- reallocating existing resources;
- creating new institutions;
- increasing tuition fees;
- providing short term grants for e-learning initiatives;
- increasing government funding for educational institutions;
- using e-learning to absorb new enrollments;
- encouraging the development of cost-recoverable e-learning programs;
- allowing public institutions to create for-profit e-learning companies.
One Funding Strategy: Targeted Funding
Funding is probably one of the most effective tools that governments can use to implement its goals for higher education. Since the late 1980s many governments have turned to funding strategies to influence the behaviour of even large research universities. One typical strategy is for government to hold back funds for innovation or technology investment, as a means of encouraging change. Several provincial governments have put money into different ‘envelopes’, to encourage individual professors to collaborate across institutions to develop technology enhanced teaching materials.
In 1992 the British Columbia government withheld 2.5% of the operating grant of post secondary institutions and allowed them to reapply for it if they could demonstrate they would use it to support innovation in teaching and learning. Indeed, the development of WebCT was supported out of this innovation fund. Similar “funding envelope” approaches have been used in Alberta and Saskatchewan.
Sometimes funding strategies are combined with more radical institutional strategies. As an example, BC Campus administers and online program development fund that post secondary institutions bid on by submitting proposals on an annual basis. More recently, it created a program to support the development of open textbooks. The new Ontario Online Institute is expected to adopt a similar approach. This approach to funding is meant to encourage institutions to use e-learning.
However, how effective are such strategies in bringing about fundamental change in institutions? Indeed, is it appropriate for governments to interfere in this way? For instance, could such policies lead to the development of collectives of Lone Rangers, whose influence on an institution disappears as soon as the funding stops? If institutions do not respond to these funding opportunities strategically, the goal of using e-learning to address key priorities may not be achieved. My experience at two BC post secondary institutions is that often the proposals that are submitted to these funds are not aligned with any strategic institutional goals but, rather. are designed to support individual pet projects of the faculty members concerned. So targeted funding is only one element in achieving greater and more effective use of e-learning. It must be accompanied by planning at the institutional level that clearly identifies e-learning as a strategy. Bates (2001) identifies a number of other issues that need to be addressed If a government is interested in using e-learning as an opportunity for change:
- Do the institutions have the necessary resources (financial, technical and management) to support e-learning?
- What can government do to facilitate the process of change towards greater use of e-learning?
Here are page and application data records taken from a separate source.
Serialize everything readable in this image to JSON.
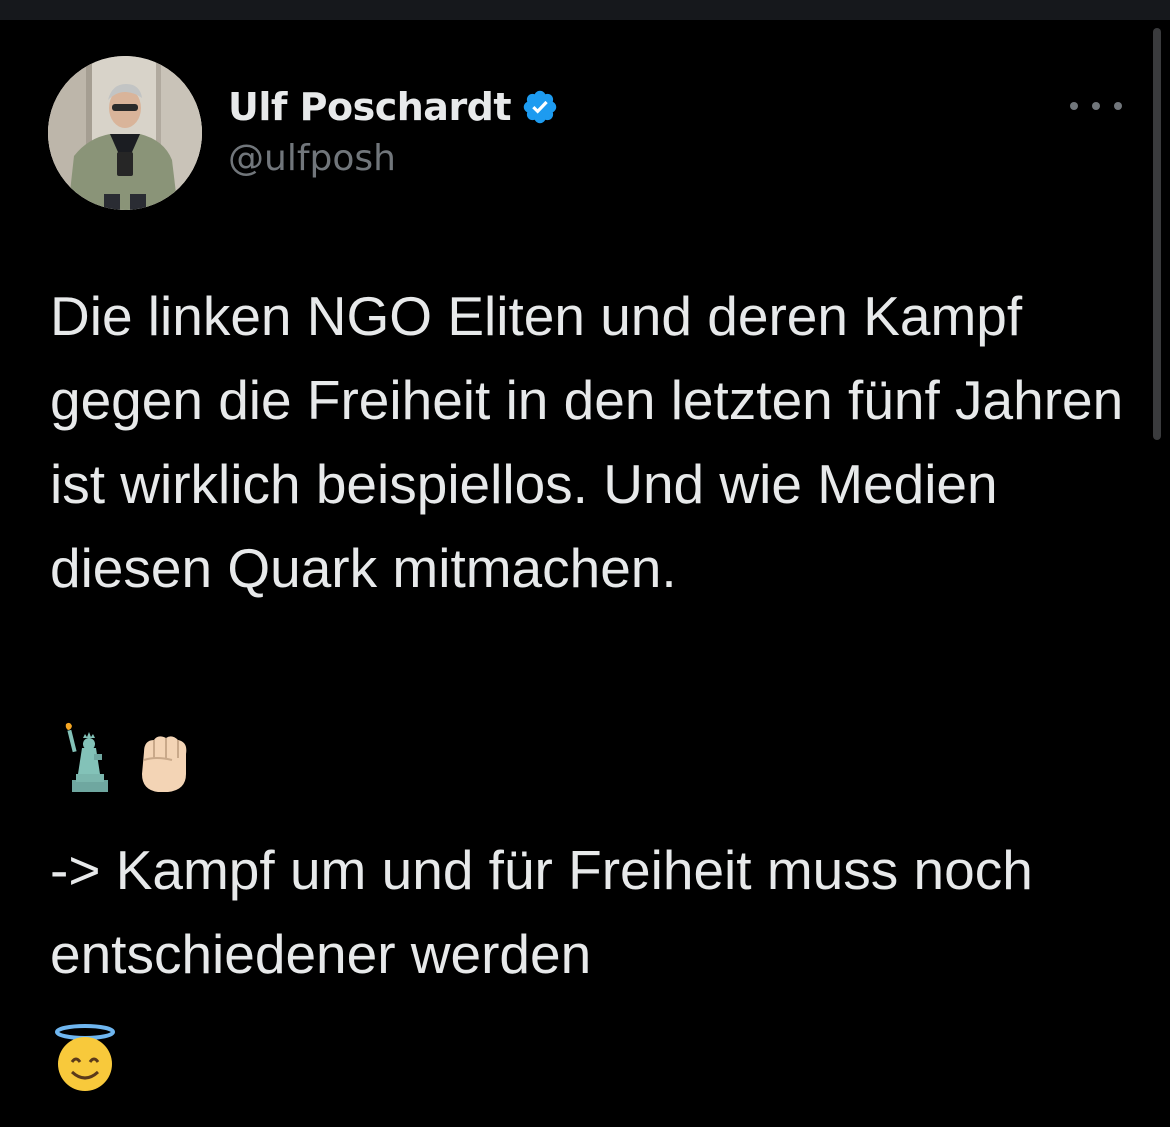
{
  "author": {
    "display_name": "Ulf Poschardt",
    "handle": "@ulfposh",
    "verified": true
  },
  "tweet": {
    "paragraph_1": "Die linken NGO Eliten und deren Kampf gegen die Freiheit in den letzten fünf Jahren ist wirklich beispiellos. Und wie Medien diesen Quark mitmachen.",
    "emoji_row_1": [
      "statue-of-liberty-emoji",
      "raised-fist-emoji"
    ],
    "paragraph_2": "-> Kampf um und für Freiheit muss noch entschiedener werden",
    "emoji_row_2": [
      "smiling-face-with-halo-emoji"
    ]
  },
  "icons": {
    "verified": "verified-badge-icon",
    "more": "more-options-icon"
  },
  "colors": {
    "background": "#000000",
    "text_primary": "#e7e9ea",
    "text_secondary": "#71767b",
    "verified_blue": "#1d9bf0"
  }
}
- Is e-learning the most appropriate means to bring about change; would the same investment in resources and effort in other areas bring better results? (Bates, p. 75)
This last point is an extremely important one, as e-learning is not a panacea for all problems that face higher education and training institutions. If we are uncritical in our application of e-learning, we are unlikely to be very successful in our efforts. More seriously, we are likely to undermine the credibility of e-learning as a viable strategy or approach to meet current challenges.
Bates, A.W. (2001). National strategies for e-learning in post-secondary education and training. Chapter 6. Paris: UNESCO/International Institute for Educational Planning.